Use the spoon to carefully lift the brightly coloured egg out of the bowl. (I’m LOVING how bright the red is!!!)
Then set it onto a baking sheet lined with paper towel to dry. I don’t recommend using the egg carton to dry these eggs. You don’t want the food colouring leaching through the carton onto your counter. Plus, they’ll dry faster on the paper towel.
Repeat the process for all the different colours! Make sure you use a clean bowl and spoon for each new colour.
I wish I had a better picture for you, but see the three red eggs at the top of the picture below? I used neon pink food colouring on the red egg on the top left and you can’t tell any difference from the two red ones on the right. So I (sadly) wouldn’t bother with the neon pink food colouring.
Once the eggs dry, this is what they look like. They aren’t shiny yet, and they’re still slightly splotchy. But way less splotchy and speckles than I’ve ever had before!
It’s sooooo simple to give them a glossy sheen! Add a few drops of cooking oil (I used canola oil) to a paper towel, then rub it all over the egg.
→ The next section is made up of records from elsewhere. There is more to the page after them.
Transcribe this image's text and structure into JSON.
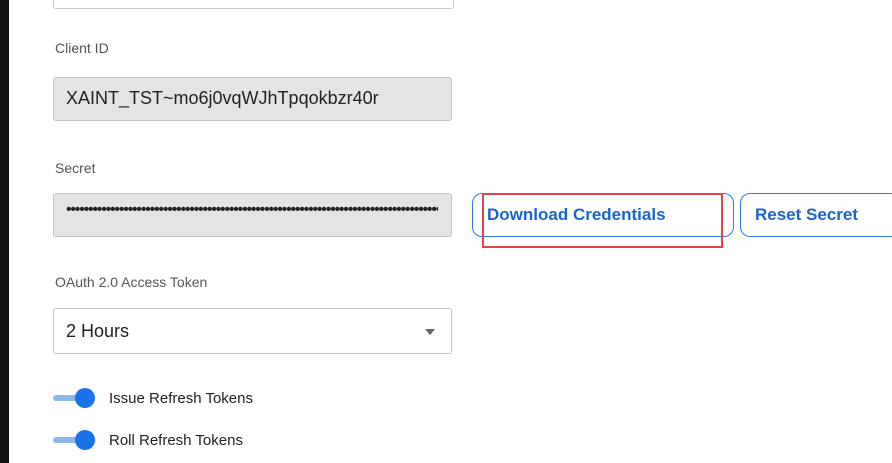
{
  "client_id": {
    "label": "Client ID",
    "value": "XAINT_TST~mo6j0vqWJhTpqokbzr40r"
  },
  "secret": {
    "label": "Secret",
    "masked_value": "••••••••••••••••••••••••••••••••••••••••••••••••••••••••••••••••••••••••••••••••••••••••"
  },
  "buttons": {
    "download_credentials": "Download Credentials",
    "reset_secret": "Reset Secret"
  },
  "access_token": {
    "label": "OAuth 2.0 Access Token",
    "selected": "2 Hours"
  },
  "toggles": [
    {
      "label": "Issue Refresh Tokens",
      "on": true
    },
    {
      "label": "Roll Refresh Tokens",
      "on": true
    }
  ],
  "colors": {
    "accent": "#1a73e8",
    "highlight": "#e0454b"
  }
}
Don’t add a ton of oil or your eggs will be oily to the touch. You want just enough oil that the eggs look shiny, but the oil doesn’t wipe off onto your fingers. If you have too much oil, rub it off with another paper towel.
The more oil you add, the shinier your eggs will be. The eggs will absorb some of the oil, especially if you leave them for a few hours, but if people are going to be touching these eggs, I’d make sure that you wipe off any excess oil with a paper towel.
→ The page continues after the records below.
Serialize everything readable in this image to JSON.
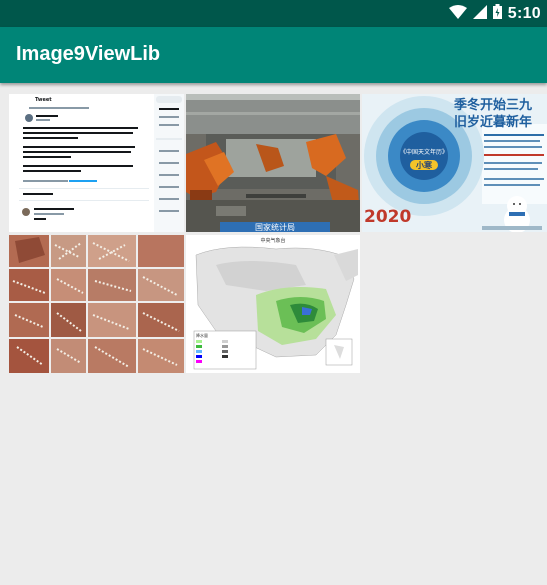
{
  "status_bar": {
    "time": "5:10",
    "icons": [
      "wifi-icon",
      "cell-signal-icon",
      "battery-icon"
    ]
  },
  "app_bar": {
    "title": "Image9ViewLib"
  },
  "colors": {
    "status_bar": "#00574b",
    "app_bar": "#008577",
    "background": "#ececec"
  },
  "images": [
    {
      "name": "tweet-screenshot-thumbnail",
      "text": {
        "header": "Tweet",
        "sidebar": "Trends for you",
        "body": "As 5th & final REMEDIAL step under paragraph 36 of JCPOA. Iran will no longer be any restriction on number of centrifuges"
      }
    },
    {
      "name": "factory-robots-thumbnail",
      "text": {
        "caption": "国家统计局"
      }
    },
    {
      "name": "xiaohan-solar-term-poster-thumbnail",
      "text": {
        "headline_1": "季冬开始三九",
        "headline_2": "旧岁近暮新年",
        "center": "小寒",
        "year": "2020"
      }
    },
    {
      "name": "rock-art-collage-thumbnail",
      "text": {}
    },
    {
      "name": "precipitation-map-thumbnail",
      "text": {
        "title": "中央气象台",
        "legend": "降水量"
      }
    }
  ]
}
Here’s the type of liquid food colouring I used for each colour:
- Red: Red or Neon Pink food colouring
- Blue: Neon blue food colouring
- Green: Neon green food colouring
- Yellow: Yellow food colouring
- Purple: Neon purple food colouring (wow, it’s dark!)
Aren’t they beautiful!?
You might be wondering what the eggs look like on the inside, so I snapped a photo on my phone to show you the peeled eggs (you can see it here). You can also see that my fingers got a little messy from peeling the eggs. The surface of the eggs had absorbed some of the dye, especially the darker colours. The insides of the eggs were still white.
- Hard boiled eggs
- Food colouring
- Cooking oil
- Once your hard boiled eggs have cooled and dried, pour enough vinegar into a small bowl or mug so that you can dip the egg and completely cover them in vinegar.
- Dip one egg into the vinegar, then set it onto a spoon and lower it into a small ceramic bowl or short disposable cup. Don't let the vinegar dry (you'll have about 5 minutes before it dries, so don't worry about rushing).
- Drip food colouring directly onto the egg. When the top of the egg is covered, use the spoon to roll the egg around in the bowl into the food colouring that dripped into the bottom. Add more drops of food colouring to any white spots on the egg. (I used about 15 drops of food colouring for the first egg of every colour.)
- Use the spoon to carefully set the egg on a paper towel lined baking sheet to dry.
- To make another egg of the same colour, dip another egg in the vinegar, then use the spoon to set the egg into the bowl and roll it around in the food colouring that was left at the bottom. Add more drops of food colouring as needed to make sure the egg is covered. (You'll only need 6 or 7 drops for the second and third eggs).
- Repeat the steps for each new colour, but make sure you use a clean bowl and spoon for each colour.
- Once the eggs have completely dried (about 45 minutes), pour a few drops of cooking oil onto a paper towel. Rub the oil all over the egg to give it a shiny finish. If the oil rubs off the eggs onto your fingers, use a clean paper towel to rub off the excess oil.
These crazy vibrant, super bright Easter eggs are SO BEAUTIFUL and they’re so easy to make!! I love the shiny and glossy finish!! The colour is completely consistent without any of the splotches and speckles you get from the store bought kits. Best of all, they’re completely safe to eat!
If you’re looking for more totally awesome ways to dye your Easter eggs, check out our tutorial for making tie dye Easter eggs. These look so cool and they’re so much fun to make!